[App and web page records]
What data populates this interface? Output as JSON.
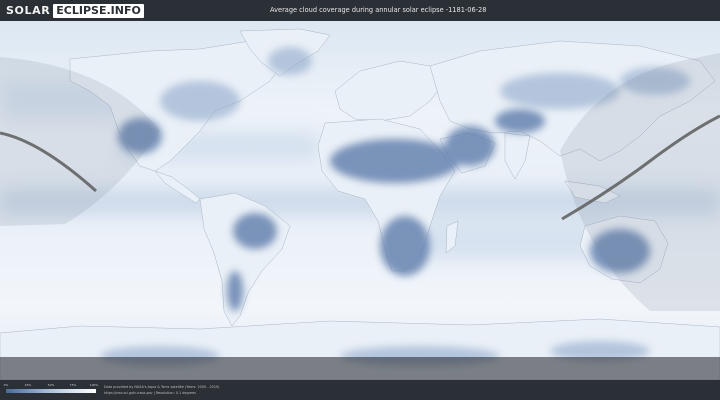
{
  "header": {
    "logo_left": "SOLAR",
    "logo_right": "ECLIPSE.INFO",
    "title": "Average cloud coverage during annular solar eclipse -1181-06-28"
  },
  "legend": {
    "ticks": [
      "0%",
      "25%",
      "50%",
      "75%",
      "100%"
    ],
    "colors": [
      "#4a6a98",
      "#7896c0",
      "#aec4de",
      "#d8e4f0",
      "#ffffff"
    ]
  },
  "credits": {
    "line1": "Data provided by NASA's Aqua & Terra satellite (Years: 2000 - 2019)",
    "line2": "https://neo.sci.gsfc.nasa.gov | Resolution: 0.1 degrees"
  },
  "map": {
    "projection": "equirectangular",
    "ocean_color": "#e4edf6",
    "cloudy_color": "#ffffff",
    "clear_color": "#5d7baa",
    "eclipse_path_color": "#5c5c5c",
    "night_shade_color": "#1f2228"
  }
}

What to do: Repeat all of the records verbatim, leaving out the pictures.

Response:
What data populates this interface? Output as JSON.
{
  "header": {
    "logo_left": "SOLAR",
    "logo_right": "ECLIPSE.INFO",
    "title": "Average cloud coverage during annular solar eclipse -1181-06-28"
  },
  "legend": {
    "ticks": [
      "0%",
      "25%",
      "50%",
      "75%",
      "100%"
    ],
    "colors": [
      "#4a6a98",
      "#7896c0",
      "#aec4de",
      "#d8e4f0",
      "#ffffff"
    ]
  },
  "credits": {
    "line1": "Data provided by NASA's Aqua & Terra satellite (Years: 2000 - 2019)",
    "line2": "https://neo.sci.gsfc.nasa.gov | Resolution: 0.1 degrees"
  },
  "map": {
    "projection": "equirectangular",
    "ocean_color": "#e4edf6",
    "cloudy_color": "#ffffff",
    "clear_color": "#5d7baa",
    "eclipse_path_color": "#5c5c5c",
    "night_shade_color": "#1f2228"
  }
}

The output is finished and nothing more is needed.